The museum is divided into various sections. There are tools connected to farming activities: wooden and iron plows, seeders, reapers, forks and pitchforks, balers, shovels, ladders, stone troughs, traps, egg incubators, equipment for animal husbandry. And also tools related to many different trades: saddler, blacksmith, mason, stone cutter, shipwright, wheelwright, carpenter, iron monger, turner, knife-grinder, potter, pottery-repairer, boiler-maker, cobbler, hatter, chimneysweep, cooper, candle-maker, butcher, typographer, book-binder and restorer, watchmaker, auctioneer, milkman, decorator, tailor, carder, mattress-maker, weaver, bike-hirer, lace-maker. Then there are the utensils for use in the home: trowels, bean-crusher, coal clothes-dryer, buckets, basins with stands, scales, toasters, heaters. Then the enormous display of equipment for wine-making and distilling, for producing oil, for cheese-making and milling and for baking bread (hand grinders, pestles, mills, sieves, polishers, cereal graders).

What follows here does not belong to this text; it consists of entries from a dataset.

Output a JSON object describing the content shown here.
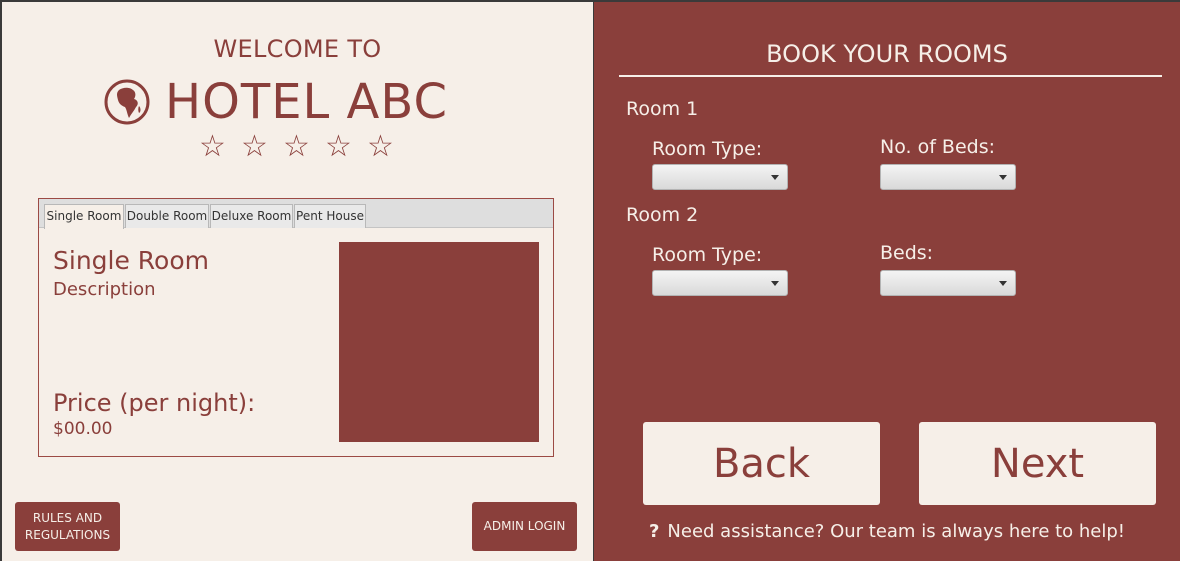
{
  "left": {
    "welcome": "WELCOME TO",
    "hotel_name": "HOTEL ABC",
    "stars": [
      "☆",
      "☆",
      "☆",
      "☆",
      "☆"
    ],
    "tabs": [
      "Single Room",
      "Double Room",
      "Deluxe Room",
      "Pent House"
    ],
    "active_tab": "Single Room",
    "room_title": "Single Room",
    "room_desc": "Description",
    "price_label": "Price (per night):",
    "price_value": "$00.00",
    "rules_button": "RULES AND\nREGULATIONS",
    "admin_button": "ADMIN LOGIN"
  },
  "right": {
    "title": "BOOK YOUR ROOMS",
    "room1": {
      "header": "Room 1",
      "type_label": "Room Type:",
      "beds_label": "No. of Beds:",
      "type_value": "",
      "beds_value": ""
    },
    "room2": {
      "header": "Room 2",
      "type_label": "Room Type:",
      "beds_label": "Beds:",
      "type_value": "",
      "beds_value": ""
    },
    "back_button": "Back",
    "next_button": "Next",
    "help_icon": "?",
    "help_text": "Need assistance? Our team is always here to help!"
  },
  "colors": {
    "brand": "#8a3f3b",
    "cream": "#f6efe8"
  },
  "icons": {
    "logo": "globe-africa-icon",
    "help": "question-icon"
  }
}
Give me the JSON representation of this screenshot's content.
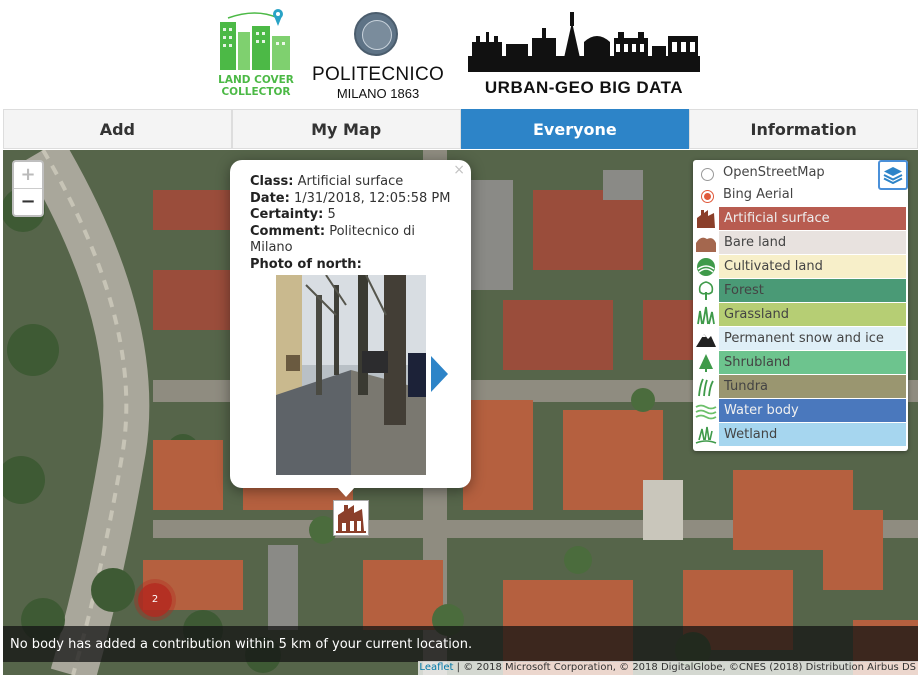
{
  "header": {
    "logos": {
      "land_cover_collector": {
        "line1": "LAND COVER",
        "line2": "COLLECTOR"
      },
      "politecnico": {
        "name": "POLITECNICO",
        "sub": "MILANO 1863"
      },
      "urban_geo": {
        "name": "URBAN-GEO BIG DATA"
      }
    }
  },
  "nav": {
    "tabs": [
      {
        "label": "Add",
        "active": false
      },
      {
        "label": "My Map",
        "active": false
      },
      {
        "label": "Everyone",
        "active": true
      },
      {
        "label": "Information",
        "active": false
      }
    ]
  },
  "map": {
    "zoom": {
      "in": "+",
      "out": "−"
    },
    "popup": {
      "close": "×",
      "class_label": "Class:",
      "class_value": "Artificial surface",
      "date_label": "Date:",
      "date_value": "1/31/2018, 12:05:58 PM",
      "certainty_label": "Certainty:",
      "certainty_value": "5",
      "comment_label": "Comment:",
      "comment_value": "Politecnico di Milano",
      "photo_label": "Photo of north:"
    },
    "cluster_count": "2",
    "layer_control": {
      "base_layers": [
        {
          "label": "OpenStreetMap",
          "checked": false
        },
        {
          "label": "Bing Aerial",
          "checked": true
        }
      ],
      "overlays": [
        {
          "label": "Artificial surface",
          "icon": "artificial-surface-icon",
          "color": "#b85c50"
        },
        {
          "label": "Bare land",
          "icon": "bare-land-icon",
          "color": "#e8e2df"
        },
        {
          "label": "Cultivated land",
          "icon": "cultivated-land-icon",
          "color": "#f7efc9"
        },
        {
          "label": "Forest",
          "icon": "forest-icon",
          "color": "#4a9a76"
        },
        {
          "label": "Grassland",
          "icon": "grassland-icon",
          "color": "#b6ce74"
        },
        {
          "label": "Permanent snow and ice",
          "icon": "snow-ice-icon",
          "color": "#dfeff7"
        },
        {
          "label": "Shrubland",
          "icon": "shrubland-icon",
          "color": "#6dc48e"
        },
        {
          "label": "Tundra",
          "icon": "tundra-icon",
          "color": "#9a9670"
        },
        {
          "label": "Water body",
          "icon": "water-body-icon",
          "color": "#4a78bd"
        },
        {
          "label": "Wetland",
          "icon": "wetland-icon",
          "color": "#a6d6ef"
        }
      ]
    },
    "notice": "No body has added a contribution within 5 km of your current location.",
    "attribution": {
      "leaflet": "Leaflet",
      "text": "| © 2018 Microsoft Corporation, © 2018 DigitalGlobe, ©CNES (2018) Distribution Airbus DS"
    }
  }
}
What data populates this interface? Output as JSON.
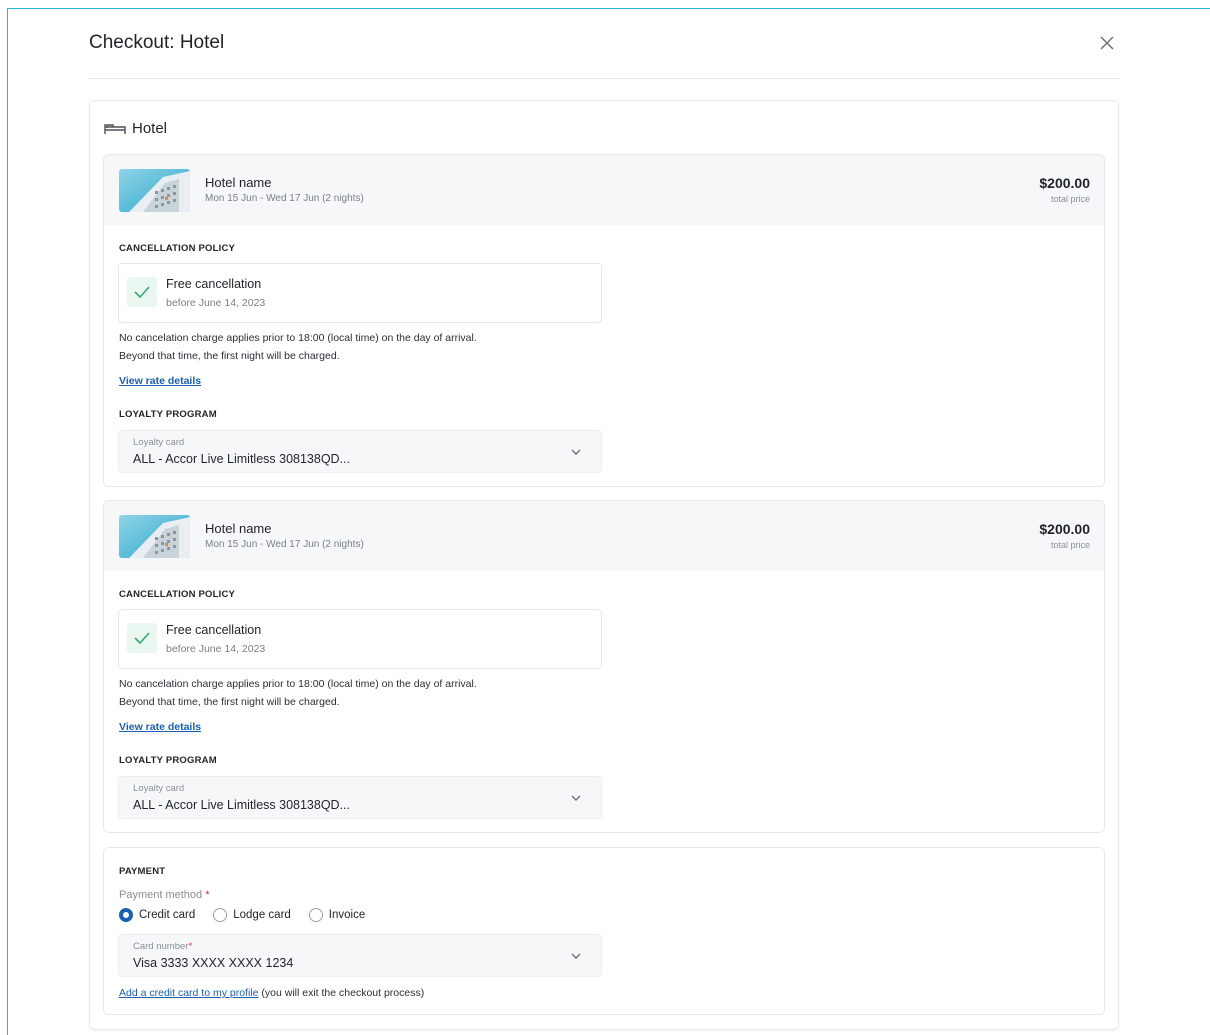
{
  "modal": {
    "title": "Checkout: Hotel",
    "close_icon": "close-icon"
  },
  "section": {
    "title": "Hotel",
    "icon": "bed-icon"
  },
  "hotels": [
    {
      "name": "Hotel name",
      "dates": "Mon 15 Jun - Wed 17 Jun (2 nights)",
      "price": "$200.00",
      "price_label": "total price",
      "cancellation_heading": "CANCELLATION POLICY",
      "cancellation_title": "Free cancellation",
      "cancellation_sub": "before June 14, 2023",
      "policy_line1": "No cancelation charge applies prior to 18:00 (local time) on the day of arrival.",
      "policy_line2": "Beyond that time, the first night will be charged.",
      "rate_link": "View rate details",
      "loyalty_heading": "LOYALTY PROGRAM",
      "loyalty_label": "Loyalty card",
      "loyalty_value": "ALL - Accor Live Limitless 308138QD..."
    },
    {
      "name": "Hotel name",
      "dates": "Mon 15 Jun - Wed 17 Jun (2 nights)",
      "price": "$200.00",
      "price_label": "total price",
      "cancellation_heading": "CANCELLATION POLICY",
      "cancellation_title": "Free cancellation",
      "cancellation_sub": "before June 14, 2023",
      "policy_line1": "No cancelation charge applies prior to 18:00 (local time) on the day of arrival.",
      "policy_line2": "Beyond that time, the first night will be charged.",
      "rate_link": "View rate details",
      "loyalty_heading": "LOYALTY PROGRAM",
      "loyalty_label": "Loyalty card",
      "loyalty_value": "ALL - Accor Live Limitless 308138QD..."
    }
  ],
  "payment": {
    "heading": "PAYMENT",
    "method_label": "Payment method",
    "required_mark": "*",
    "options": [
      "Credit card",
      "Lodge card",
      "Invoice"
    ],
    "selected": "Credit card",
    "card_label": "Card number",
    "card_value": "Visa 3333 XXXX XXXX 1234",
    "add_card_link": "Add a credit card to my profile",
    "add_card_note": "(you will exit the checkout process)"
  },
  "colors": {
    "accent": "#1a5fb4",
    "success": "#3aa876",
    "required": "#d9333f",
    "frame": "#2bb3d8"
  }
}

Of special interest is the reconstruction of a water-wheel, an ancient hydraulic instrument for getting water from a well, presented with a papier-maché mule to remind us of the work done by the animal to get the machine going.

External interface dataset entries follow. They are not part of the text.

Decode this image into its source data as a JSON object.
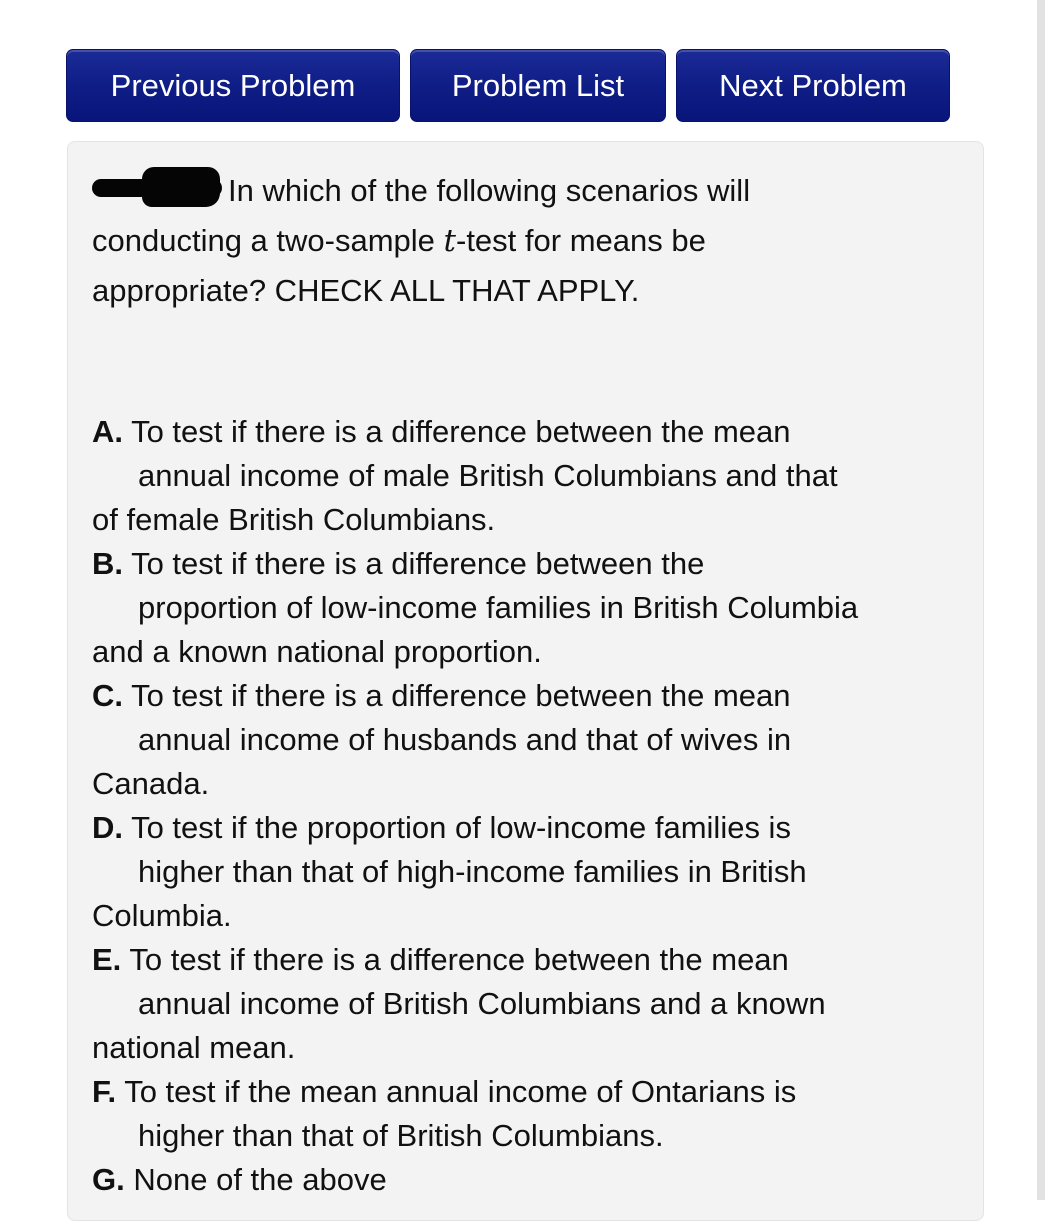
{
  "nav": {
    "previous_label": "Previous Problem",
    "list_label": "Problem List",
    "next_label": "Next Problem",
    "button_color": "#0f1d86"
  },
  "problem": {
    "question_part1": "In which of the following scenarios will",
    "question_part2_pre": "conducting a two-sample ",
    "question_math": "t",
    "question_part2_post": "-test for means be",
    "question_part3": "appropriate? CHECK ALL THAT APPLY.",
    "options": [
      {
        "letter": "A.",
        "lines": [
          "To test if there is a difference between the mean",
          "annual income of male British Columbians and that",
          "of female British Columbians."
        ],
        "checked": false
      },
      {
        "letter": "B.",
        "lines": [
          "To test if there is a difference between the",
          "proportion of low-income families in British Columbia",
          "and a known national proportion."
        ],
        "checked": false
      },
      {
        "letter": "C.",
        "lines": [
          "To test if there is a difference between the mean",
          "annual income of husbands and that of wives in",
          "Canada."
        ],
        "checked": false
      },
      {
        "letter": "D.",
        "lines": [
          "To test if the proportion of low-income families is",
          "higher than that of high-income families in British",
          "Columbia."
        ],
        "checked": false
      },
      {
        "letter": "E.",
        "lines": [
          "To test if there is a difference between the mean",
          "annual income of British Columbians and a known",
          "national mean."
        ],
        "checked": false
      },
      {
        "letter": "F.",
        "lines": [
          "To test if the mean annual income of Ontarians is",
          "higher than that of British Columbians."
        ],
        "checked": false
      },
      {
        "letter": "G.",
        "lines": [
          "None of the above"
        ],
        "checked": false
      }
    ]
  }
}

Several old mills have also been purchased, and then restored thanks to technicians specialized in the repair and maintenance of the various parts comprising the machinery. The work of such technicians is also dying out and their interventions will be used to educate students and visitors to the museum.

The collections also contains some buggies, carts and two funeral wagons: one for children and the other for adults; equipment for wind-powered lighting, ice-boxes and ice-cream machines, an ice-cream vendor’s barrow, photography gear and even a first-aid box and writing desk from the Great War. There is also some clothing typical of farming life, furnishing accessories and objects used in the past.

All the objects and implements on display in the museum have been restored and are in working order.

Santoiemma reports that he is about to set up a Foundation, which he says is necessary to give the museum a future and he underlines that he would be willing to donate it in order to achieve the plan of a late townsman, professor Mimmo Castellano (a leading exponent in the world of Visual Design, a graphic artist and museum curator) who hoped to establish a “Citadel of Culture”, an itinerant-dynamic-interactive Museum, with a School of Arts and Crafts attached.

I wouldn’t mind a twinning and initiatives of cultural exchange with a museum in the United States”, says Santoiemma. “Anything to make this museum more and more the heritage of the people”.